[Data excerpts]
=======

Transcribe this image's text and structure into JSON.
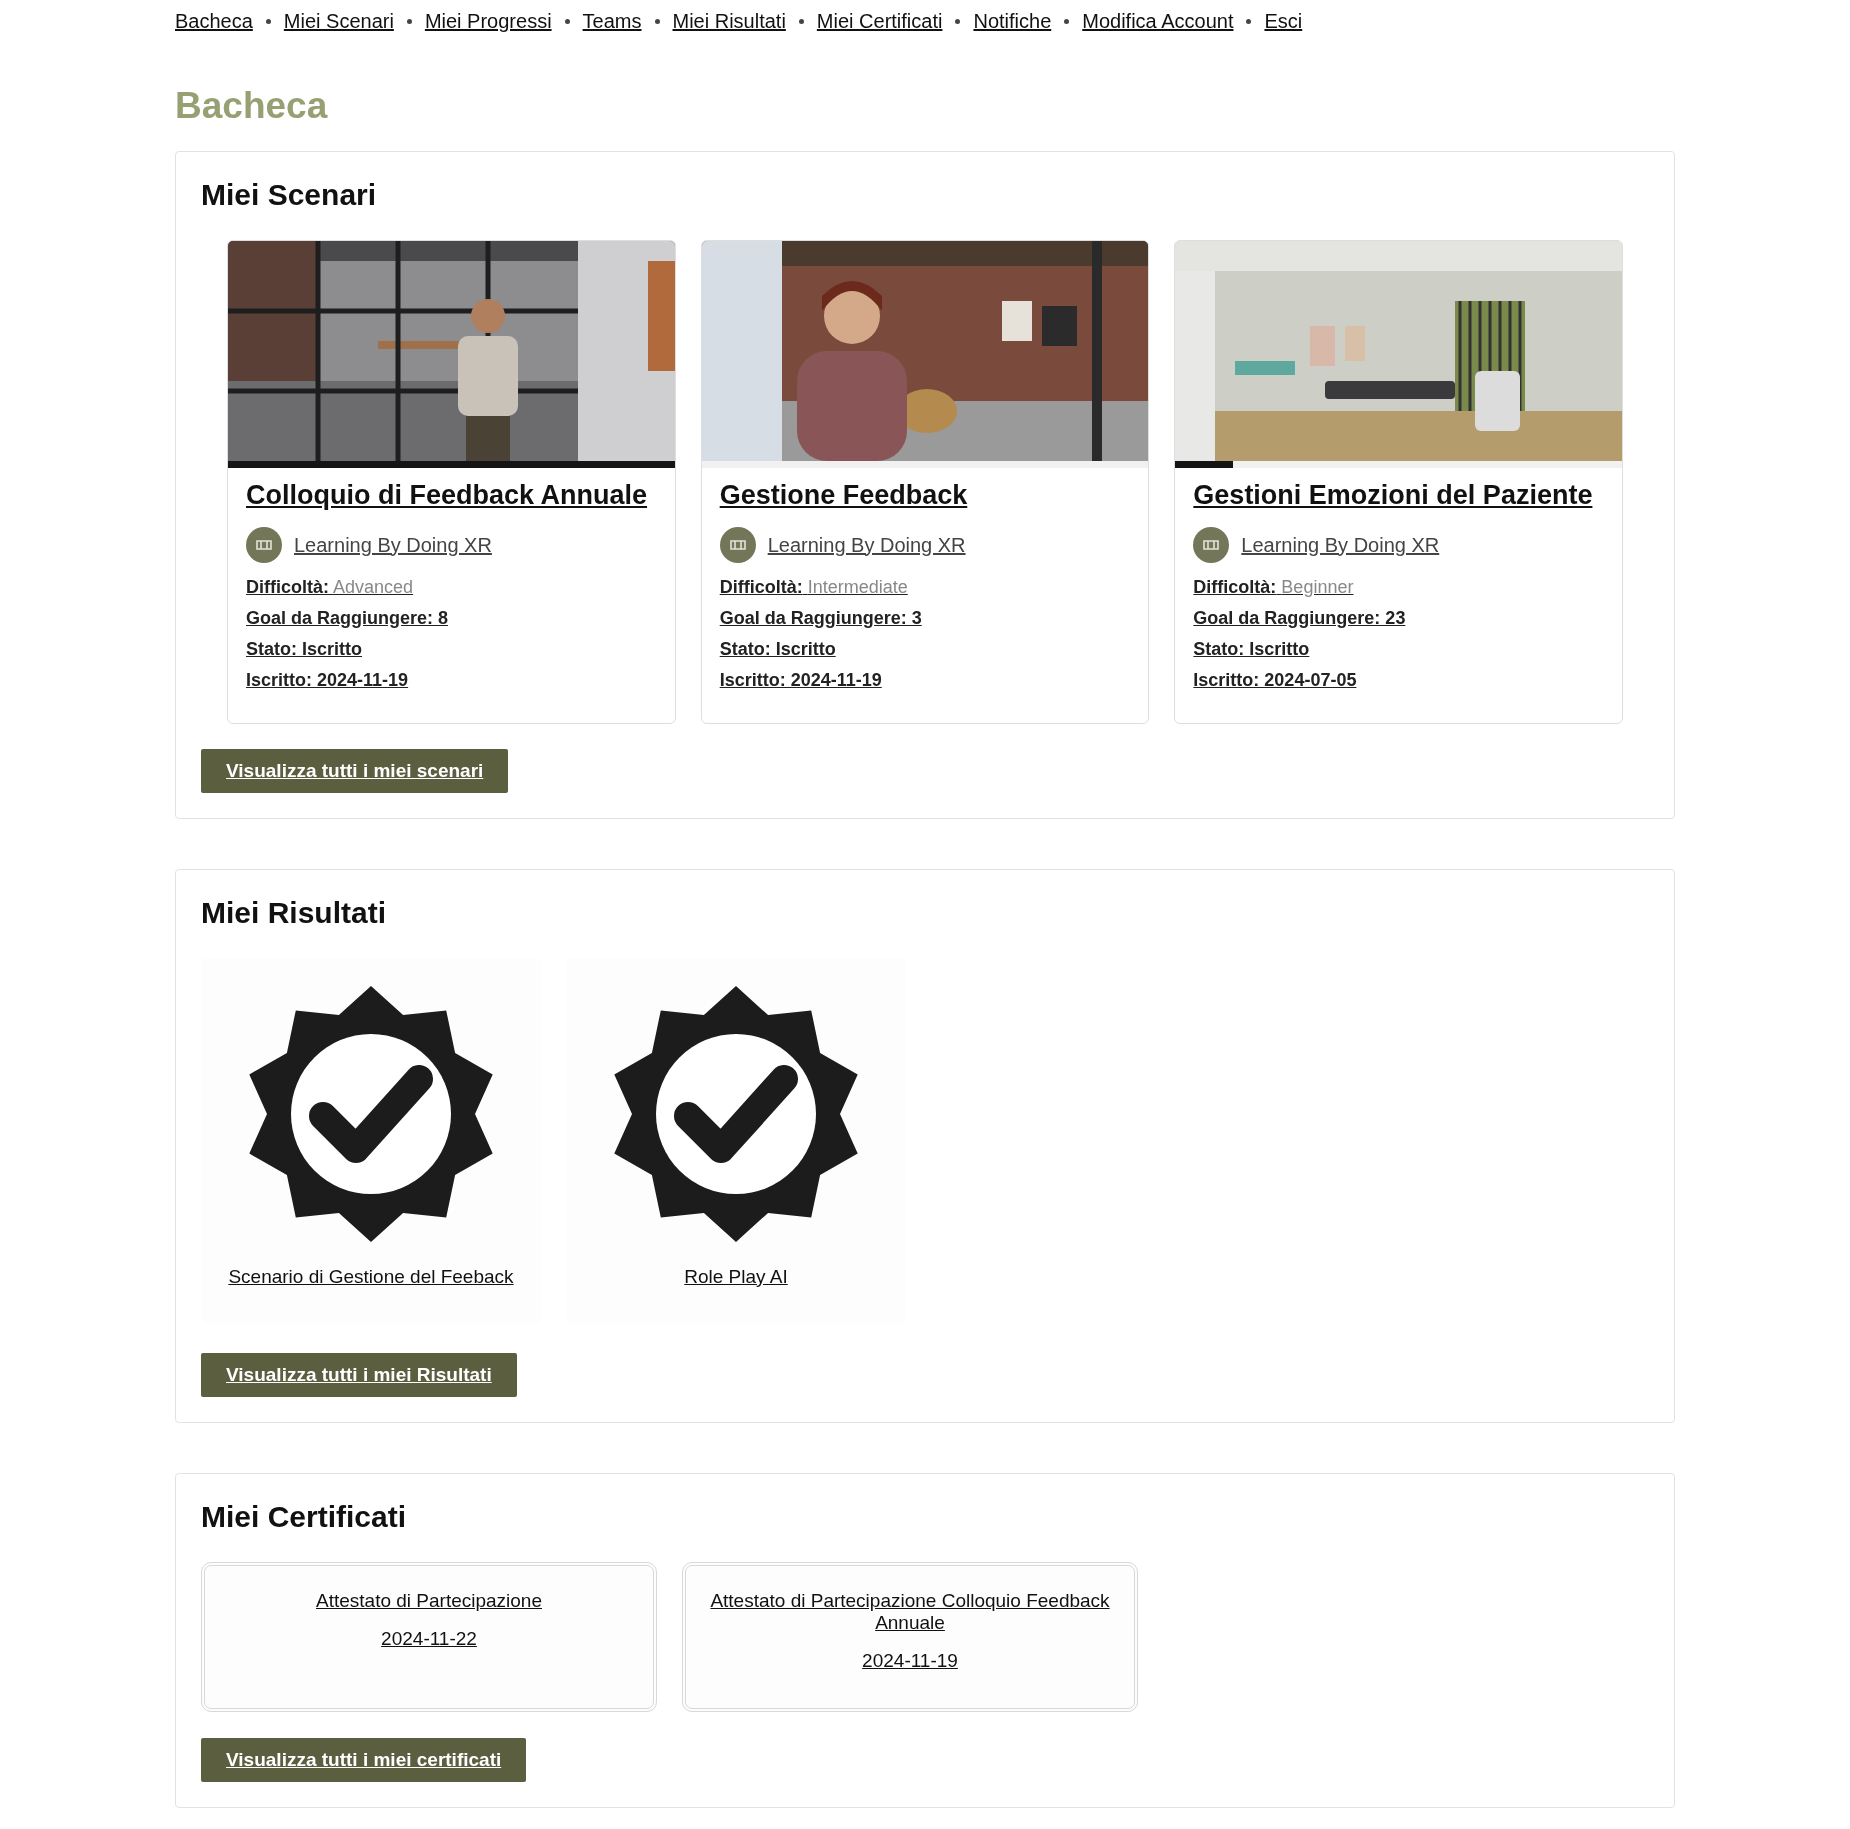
{
  "nav": [
    {
      "label": "Bacheca"
    },
    {
      "label": "Miei Scenari"
    },
    {
      "label": "Miei Progressi"
    },
    {
      "label": "Teams"
    },
    {
      "label": "Miei Risultati"
    },
    {
      "label": "Miei Certificati"
    },
    {
      "label": "Notifiche"
    },
    {
      "label": "Modifica Account"
    },
    {
      "label": "Esci"
    }
  ],
  "page_title": "Bacheca",
  "scenarios": {
    "title": "Miei Scenari",
    "items": [
      {
        "kind": "office",
        "level": 1,
        "title": "Colloquio di Feedback Annuale",
        "author": "Learning By Doing XR",
        "difficulty_label": "Difficoltà:",
        "difficulty": "Advanced",
        "goal": "Goal da Raggiungere: 8",
        "status": "Stato: Iscritto",
        "enrolled": "Iscritto: 2024-11-19"
      },
      {
        "kind": "lounge",
        "level": 0,
        "title": "Gestione Feedback",
        "author": "Learning By Doing XR",
        "difficulty_label": "Difficoltà:",
        "difficulty": "Intermediate",
        "goal": "Goal da Raggiungere: 3",
        "status": "Stato: Iscritto",
        "enrolled": "Iscritto: 2024-11-19"
      },
      {
        "kind": "clinic",
        "level": 0.13,
        "title": "Gestioni Emozioni del Paziente",
        "author": "Learning By Doing XR",
        "difficulty_label": "Difficoltà:",
        "difficulty": "Beginner",
        "goal": "Goal da Raggiungere: 23",
        "status": "Stato: Iscritto",
        "enrolled": "Iscritto: 2024-07-05"
      }
    ],
    "button": "Visualizza tutti i miei scenari"
  },
  "results": {
    "title": "Miei Risultati",
    "items": [
      {
        "label": "Scenario di Gestione del Feeback"
      },
      {
        "label": "Role Play AI"
      }
    ],
    "button": "Visualizza tutti i miei Risultati"
  },
  "certificates": {
    "title": "Miei Certificati",
    "items": [
      {
        "name": "Attestato di Partecipazione",
        "date": "2024-11-22"
      },
      {
        "name": "Attestato di Partecipazione Colloquio Feedback Annuale",
        "date": "2024-11-19"
      }
    ],
    "button": "Visualizza tutti i miei certificati"
  }
}
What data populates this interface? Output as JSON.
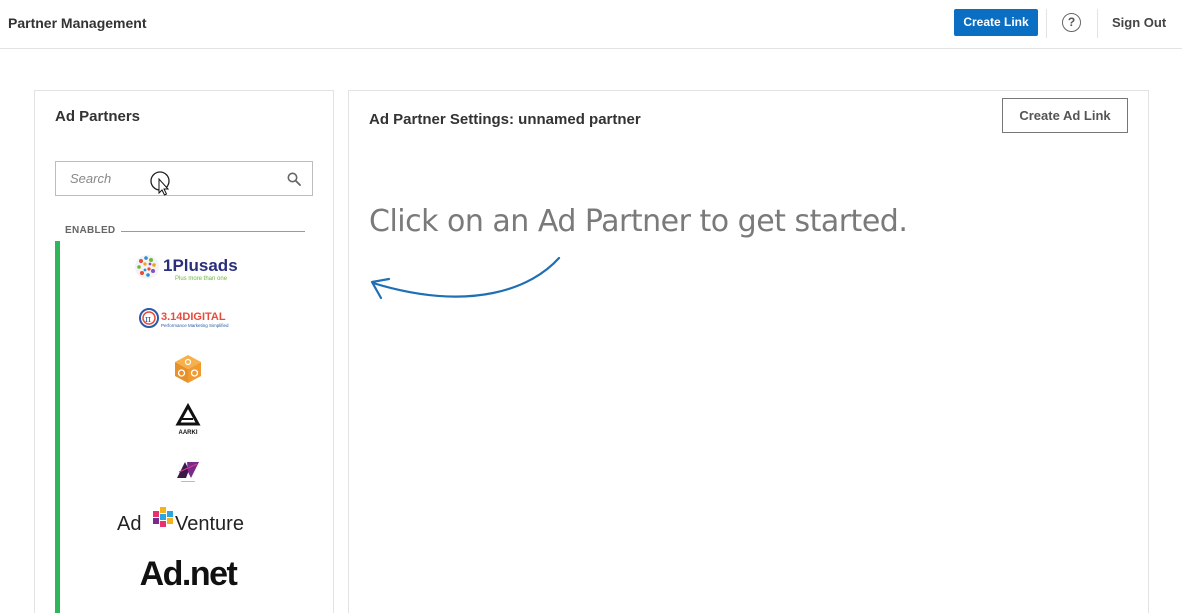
{
  "header": {
    "title": "Partner Management",
    "create_link_label": "Create Link",
    "help_glyph": "?",
    "sign_out_label": "Sign Out",
    "accent_color": "#0a6fc2"
  },
  "left_panel": {
    "title": "Ad Partners",
    "search_placeholder": "Search",
    "section_label": "ENABLED",
    "status_color": "#2fb55a",
    "partners": [
      {
        "logo_text": "1Plusads",
        "logo_subtext": "Plus more than one"
      },
      {
        "logo_text": "3.14DIGITAL",
        "logo_subtext": "Performance Marketing Simplified"
      },
      {
        "logo_text": "",
        "logo_subtext": ""
      },
      {
        "logo_text": "AARKI",
        "logo_subtext": ""
      },
      {
        "logo_text": "",
        "logo_subtext": ""
      },
      {
        "logo_text": "Ad",
        "logo_text_2": "Venture"
      },
      {
        "logo_text": "Ad.net"
      }
    ]
  },
  "right_panel": {
    "title": "Ad Partner Settings: unnamed partner",
    "create_ad_link_label": "Create Ad Link",
    "empty_message": "Click on an Ad Partner to get started."
  }
}
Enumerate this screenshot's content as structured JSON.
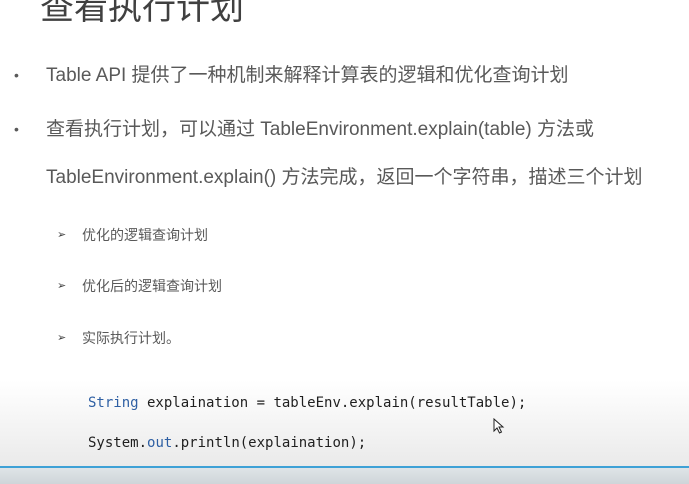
{
  "title": "查看执行计划",
  "bullets": [
    {
      "marker": "•",
      "lines": [
        "Table API 提供了一种机制来解释计算表的逻辑和优化查询计划"
      ]
    },
    {
      "marker": "•",
      "lines": [
        "查看执行计划，可以通过 TableEnvironment.explain(table) 方法或",
        "TableEnvironment.explain() 方法完成，返回一个字符串，描述三个计划"
      ]
    }
  ],
  "sub_marker": "➢",
  "sub_items": [
    "优化的逻辑查询计划",
    "优化后的逻辑查询计划",
    "实际执行计划。"
  ],
  "code": {
    "line1": {
      "type": "String",
      "rest": " explaination = tableEnv.explain(resultTable);"
    },
    "line2": {
      "obj": "System.",
      "field": "out",
      "rest": ".println(explaination);"
    }
  },
  "colors": {
    "text": "#595959",
    "code_keyword": "#2e5fa3",
    "accent_bar": "#3ea1d6"
  },
  "icons": [
    "mouse-pointer-icon"
  ]
}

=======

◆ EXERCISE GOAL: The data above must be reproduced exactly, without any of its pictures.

◆ SOLUTION TO THIS PROBLEM:
Transcribe this image's text and structure into JSON.
{
  "nav": [
    {
      "label": "Bacheca"
    },
    {
      "label": "Miei Scenari"
    },
    {
      "label": "Miei Progressi"
    },
    {
      "label": "Teams"
    },
    {
      "label": "Miei Risultati"
    },
    {
      "label": "Miei Certificati"
    },
    {
      "label": "Notifiche"
    },
    {
      "label": "Modifica Account"
    },
    {
      "label": "Esci"
    }
  ],
  "page_title": "Bacheca",
  "scenarios": {
    "title": "Miei Scenari",
    "items": [
      {
        "kind": "office",
        "level": 1,
        "title": "Colloquio di Feedback Annuale",
        "author": "Learning By Doing XR",
        "difficulty_label": "Difficoltà:",
        "difficulty": "Advanced",
        "goal": "Goal da Raggiungere: 8",
        "status": "Stato: Iscritto",
        "enrolled": "Iscritto: 2024-11-19"
      },
      {
        "kind": "lounge",
        "level": 0,
        "title": "Gestione Feedback",
        "author": "Learning By Doing XR",
        "difficulty_label": "Difficoltà:",
        "difficulty": "Intermediate",
        "goal": "Goal da Raggiungere: 3",
        "status": "Stato: Iscritto",
        "enrolled": "Iscritto: 2024-11-19"
      },
      {
        "kind": "clinic",
        "level": 0.13,
        "title": "Gestioni Emozioni del Paziente",
        "author": "Learning By Doing XR",
        "difficulty_label": "Difficoltà:",
        "difficulty": "Beginner",
        "goal": "Goal da Raggiungere: 23",
        "status": "Stato: Iscritto",
        "enrolled": "Iscritto: 2024-07-05"
      }
    ],
    "button": "Visualizza tutti i miei scenari"
  },
  "results": {
    "title": "Miei Risultati",
    "items": [
      {
        "label": "Scenario di Gestione del Feeback"
      },
      {
        "label": "Role Play AI"
      }
    ],
    "button": "Visualizza tutti i miei Risultati"
  },
  "certificates": {
    "title": "Miei Certificati",
    "items": [
      {
        "name": "Attestato di Partecipazione",
        "date": "2024-11-22"
      },
      {
        "name": "Attestato di Partecipazione Colloquio Feedback Annuale",
        "date": "2024-11-19"
      }
    ],
    "button": "Visualizza tutti i miei certificati"
  }
}
What data populates this interface? Output as JSON.
{
  "header": {
    "title": "Partner Management",
    "create_link_label": "Create Link",
    "help_glyph": "?",
    "sign_out_label": "Sign Out",
    "accent_color": "#0a6fc2"
  },
  "left_panel": {
    "title": "Ad Partners",
    "search_placeholder": "Search",
    "section_label": "ENABLED",
    "status_color": "#2fb55a",
    "partners": [
      {
        "logo_text": "1Plusads",
        "logo_subtext": "Plus more than one"
      },
      {
        "logo_text": "3.14DIGITAL",
        "logo_subtext": "Performance Marketing Simplified"
      },
      {
        "logo_text": "",
        "logo_subtext": ""
      },
      {
        "logo_text": "AARKI",
        "logo_subtext": ""
      },
      {
        "logo_text": "",
        "logo_subtext": ""
      },
      {
        "logo_text": "Ad",
        "logo_text_2": "Venture"
      },
      {
        "logo_text": "Ad.net"
      }
    ]
  },
  "right_panel": {
    "title": "Ad Partner Settings: unnamed partner",
    "create_ad_link_label": "Create Ad Link",
    "empty_message": "Click on an Ad Partner to get started."
  }
}
Enumerate this screenshot's content as structured JSON.
{
  "title": "查看执行计划",
  "bullets": [
    {
      "marker": "•",
      "lines": [
        "Table API 提供了一种机制来解释计算表的逻辑和优化查询计划"
      ]
    },
    {
      "marker": "•",
      "lines": [
        "查看执行计划，可以通过 TableEnvironment.explain(table) 方法或",
        "TableEnvironment.explain() 方法完成，返回一个字符串，描述三个计划"
      ]
    }
  ],
  "sub_marker": "➢",
  "sub_items": [
    "优化的逻辑查询计划",
    "优化后的逻辑查询计划",
    "实际执行计划。"
  ],
  "code": {
    "line1": {
      "type": "String",
      "rest": " explaination = tableEnv.explain(resultTable);"
    },
    "line2": {
      "obj": "System.",
      "field": "out",
      "rest": ".println(explaination);"
    }
  },
  "colors": {
    "text": "#595959",
    "code_keyword": "#2e5fa3",
    "accent_bar": "#3ea1d6"
  },
  "icons": [
    "mouse-pointer-icon"
  ]
}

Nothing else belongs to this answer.